  • Student loan reimbursement support. Many recent graduates are spending a large percentage of their disposable income on student loan repayment. Some studies show millennials are more interested in student loan help than health care or retirement funding. And because of debt obligations, millennials are prone to job-hopping in search of extra income. Some programs allow employees to manage their student loan burden, refinance their debt or help find creative ways to pay down the burden. Employers who are really interested in keeping millennial employees engaged and loyal are even able to contribute to employees’ student loan debt payment.
  • Employee assistance programs. EAPs provide short-term counseling and referral services to help employees with personal and family issues and work/life balances. Services typically include in-person, phone or online counseling and other online tools and educational resources that help with everyday life and decisions. Some carriers include EAPs in their insurance plans (such as Term Life) to offer additional benefits and incentives to purchase.

 They Don’t Use What They Don’t Understand

Even the best wellness programs won’t deliver the results you promise and your clients expect—unless employees see their value and choose to participate in them. You can help drive stronger engagement with wellness programs by implementing a strong education and communication plan as part of the enrollment.

By implement, I really mean partner. Connect with a top benefits carrier that offers a full slate of enrollment services, including personalized benefits education and one-to-one benefits counseling. Partner with the carrier AND the employer to develop a communication campaign. Consistent wellness messaging, delivered in a variety of methods that work best for each client’s workplace, will help employees better understand the importance of wellness and how it can improve their lives—and save them money. Partner with the carrier AND the employer to develop a communication campaign. Many top carriers have templates that can be branded for your particular clients, and can include incentives to get employees to take action. If no communication materials exist, your partners may be open to the idea of developing these in a creative but cost-effective way.
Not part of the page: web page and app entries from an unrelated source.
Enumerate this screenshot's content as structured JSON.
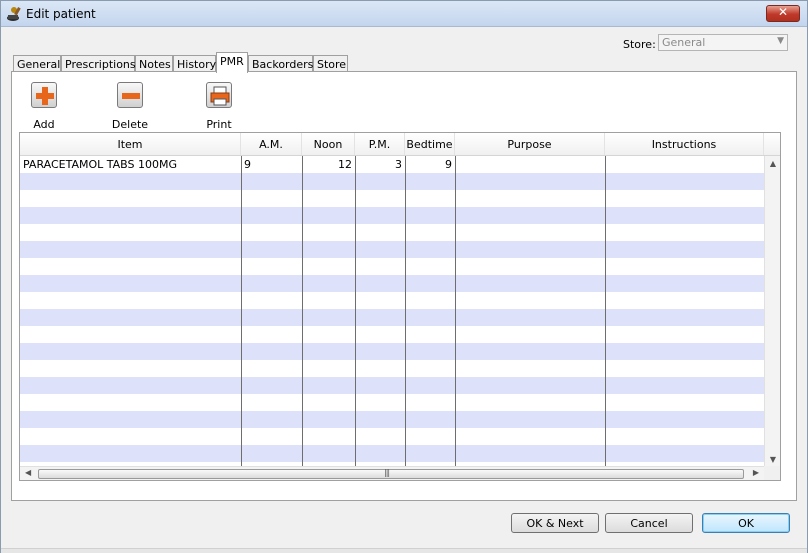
{
  "window": {
    "title": "Edit patient",
    "close_glyph": "✕"
  },
  "store": {
    "label": "Store:",
    "value": "General"
  },
  "tabs": [
    {
      "label": "General"
    },
    {
      "label": "Prescriptions"
    },
    {
      "label": "Notes"
    },
    {
      "label": "History"
    },
    {
      "label": "PMR",
      "active": true
    },
    {
      "label": "Backorders"
    },
    {
      "label": "Store"
    }
  ],
  "toolbar": {
    "add_label": "Add",
    "delete_label": "Delete",
    "print_label": "Print"
  },
  "grid": {
    "columns": [
      "Item",
      "A.M.",
      "Noon",
      "P.M.",
      "Bedtime",
      "Purpose",
      "Instructions"
    ],
    "rows": [
      {
        "item": "PARACETAMOL TABS 100MG",
        "am": "9",
        "noon": "12",
        "pm": "3",
        "bedtime": "9",
        "purpose": "",
        "instructions": ""
      }
    ],
    "scroll_grip": "|||"
  },
  "buttons": {
    "ok_next": "OK & Next",
    "cancel": "Cancel",
    "ok": "OK"
  },
  "colors": {
    "stripe": "#dde2fa",
    "default_button": "#bee6fd",
    "close_button": "#c0392b"
  }
}
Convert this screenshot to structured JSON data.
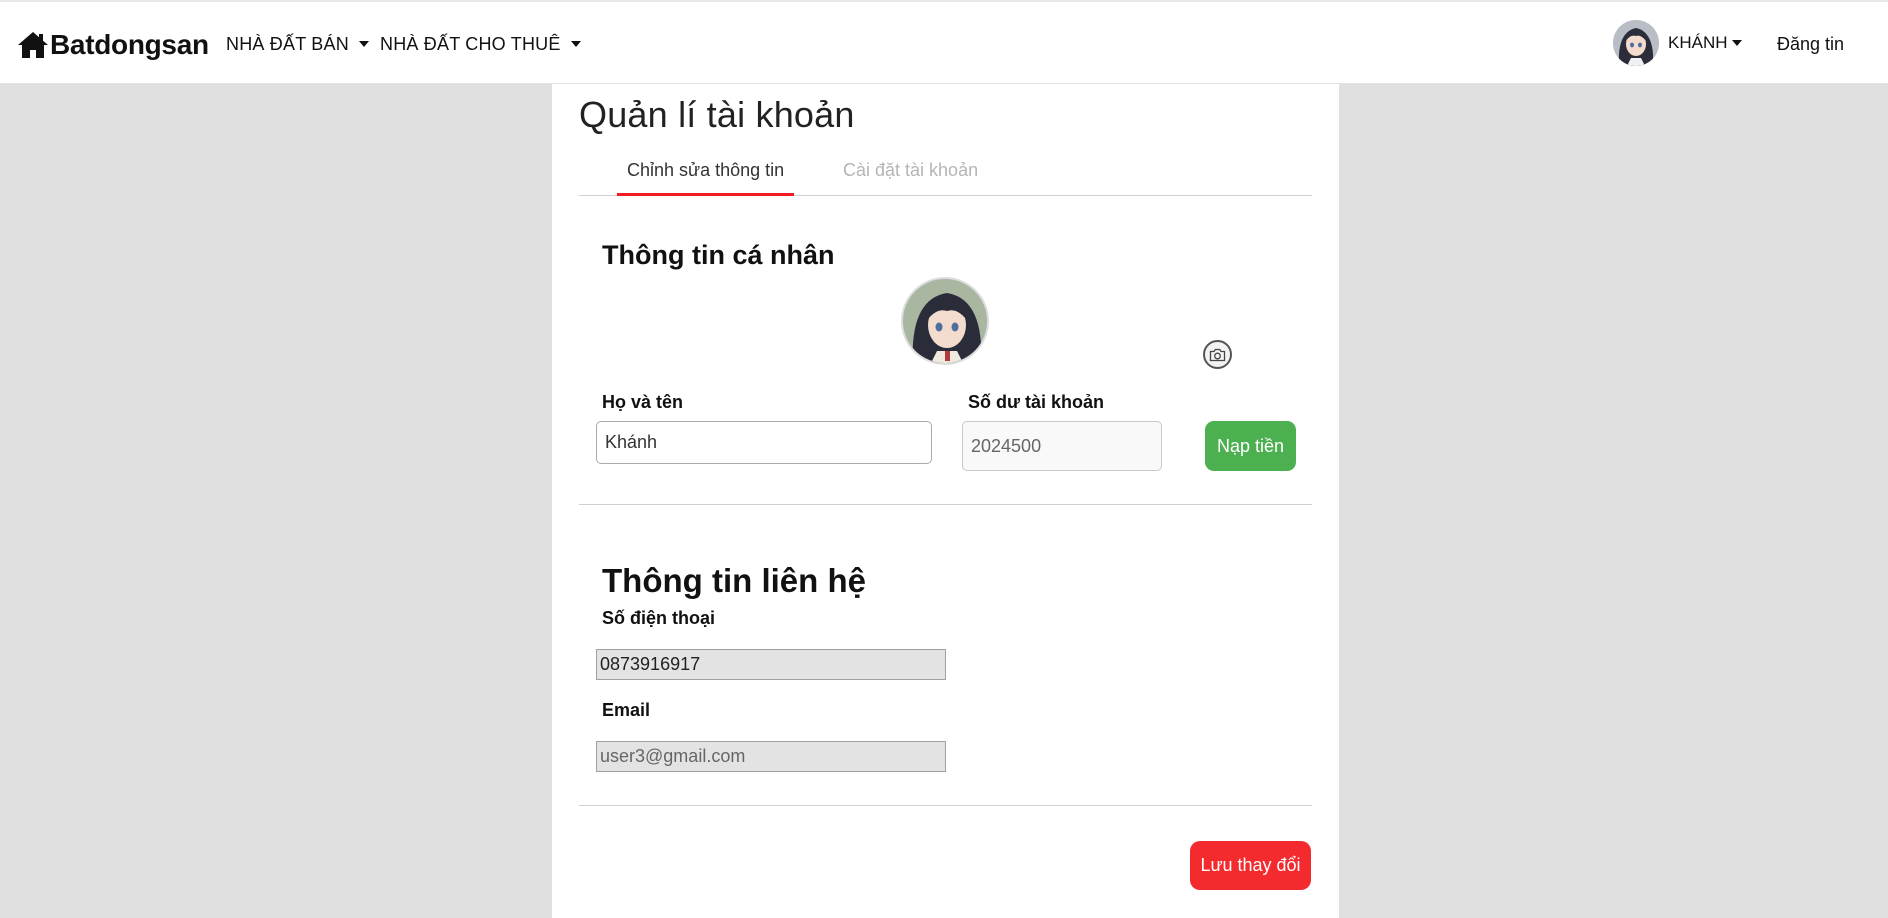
{
  "navbar": {
    "brand": "Batdongsan",
    "menu_sale": "NHÀ ĐẤT BÁN",
    "menu_rent": "NHÀ ĐẤT CHO THUÊ",
    "user_name": "KHÁNH",
    "post_label": "Đăng tin"
  },
  "page": {
    "title": "Quản lí tài khoản",
    "tabs": [
      {
        "label": "Chỉnh sửa thông tin",
        "active": true
      },
      {
        "label": "Cài đặt tài khoản",
        "active": false
      }
    ]
  },
  "personal": {
    "title": "Thông tin cá nhân",
    "name_label": "Họ và tên",
    "name_value": "Khánh",
    "balance_label": "Số dư tài khoản",
    "balance_value": "2024500",
    "topup_label": "Nạp tiền"
  },
  "contact": {
    "title": "Thông tin liên hệ",
    "phone_label": "Số điện thoại",
    "phone_value": "0873916917",
    "email_label": "Email",
    "email_value": "user3@gmail.com"
  },
  "actions": {
    "save_label": "Lưu thay đổi"
  },
  "colors": {
    "accent_red": "#ef1c25",
    "topup_green": "#4caf50",
    "save_red": "#f32a2e",
    "page_bg": "#e0e0e0"
  },
  "icons": {
    "home": "home-icon",
    "camera": "camera-icon",
    "caret": "caret-down-icon"
  }
}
Wellness programs are nothing to stress over. You can create stronger client relationships and expand your business by bringing these solutions to your clients of all sizes. Encouraging them to take advantage of easily available wellness programs and services can help them save money and create a happier, more productive workforce.      


Pam Jenkins is the assistant vice president for product development at Colonial Life & Accident Insurance Company. She can be reached at or 1 (803) 678-6220. Find her on LinkedIn here: